Figure 2. a Experimental schematic depicting a sample within an electron spin resonance spectrometer (not to scale). b Magnetically-induced Zeeman splitting separates the triplet sublevels. Microwave radiation drives sublevels transitions when resonant with sublevel energetic spacing. Created with

In the trESR patterns recorded for some of our emitters, we observed the signature of one triplet exciton formed via ‘spin-orbit coupling’ involving only direct conversion between the singlet and triplet states, with no involvement of a vibronically interacting triplet. However, in most of the trESR patterns that we recorded, we observed an additional triplet exciton whose signature suggested it was populated via vibronic coupling with the initially formed triplet exciton. We were surprised to observe two distinct triplet excitons, which are rarely seen in trESR as most systems do not have two triplet states in energetic proximity. Assessing the trESR results from all ten emitters, it became clear that as the energy separation between the local excitation triplet and charge-transfer-type triplet decreased, the spin-flip mechanism changed from a direct, singlet-triplet spin-orbit coupling to a singlet-triplet spin-vibronic coupling involving an intermediate triplet state.

Our solution-based studies of a series of chemically modified TADF emitters revealed the importance of multiple, distinct, low-lying triplet states and that the spin-vibronic mechanism is the dominant spin-flipping mechanism. Understanding the interplay between molecular design and spin interactions for efficient spin interconversion is integral for the rational design of new TADF emitters and we demonstrated how trESR is a critical tool for establishing these structure-function relationships. Looking forwards, we are excited to expand trESR studies to study the spin-physical mechanisms for other organic emitters designed with new and unusual triplet management for higher OLED efficiency, and also to probe these mechanisms in the solid-state with device-relevant films.

Read our paper ‘Electron spin resonance resolves intermediate triplet states in delayed fluorescence’ at:


  1. Uoyama, H., Goushi, K., Shizu, K., Nomura, H. & Adachi, C. Highly efficient organic light-emitting diodes from delayed fluorescence.

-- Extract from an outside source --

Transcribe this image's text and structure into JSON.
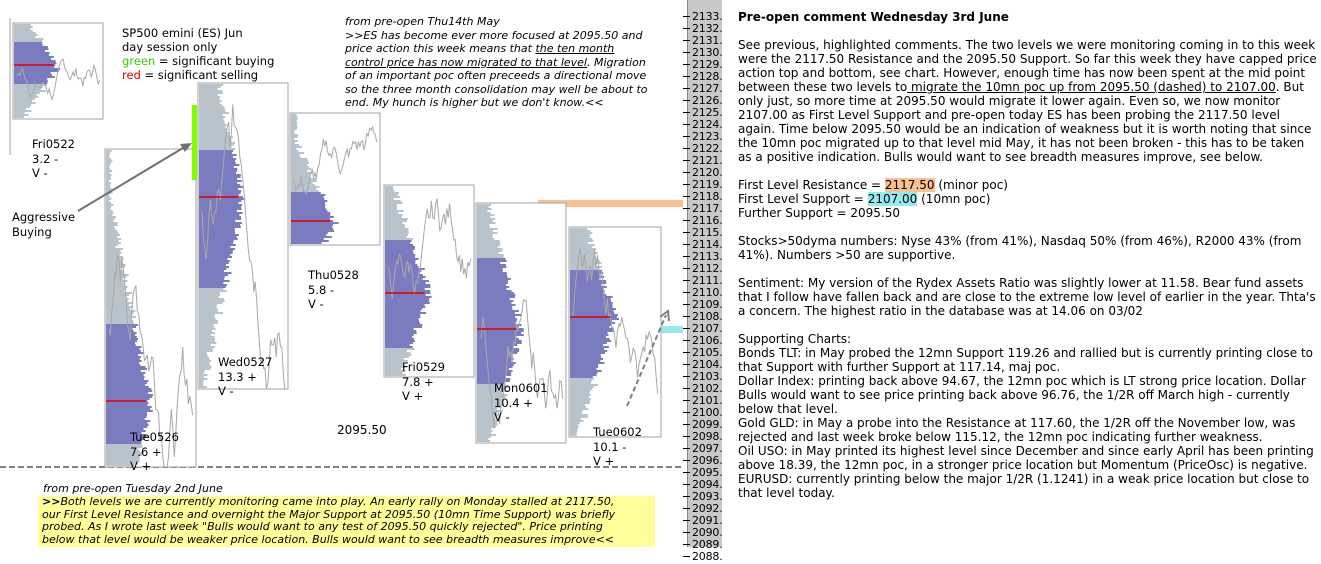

Nature 492, 234–238 (2012).
  2. Etherington, M. K., Gibson, J., Higginbotham, H. F., Penfold, T. J. & Monkman, A. P. Revealing the spin–vibronic coupling mechanism of thermally activated delayed fluorescence. Nat. Commun. 7, 13680 (2016).

Bluebell Drummond

PhD researcher, Cavendish Laboratory, University of Cambridge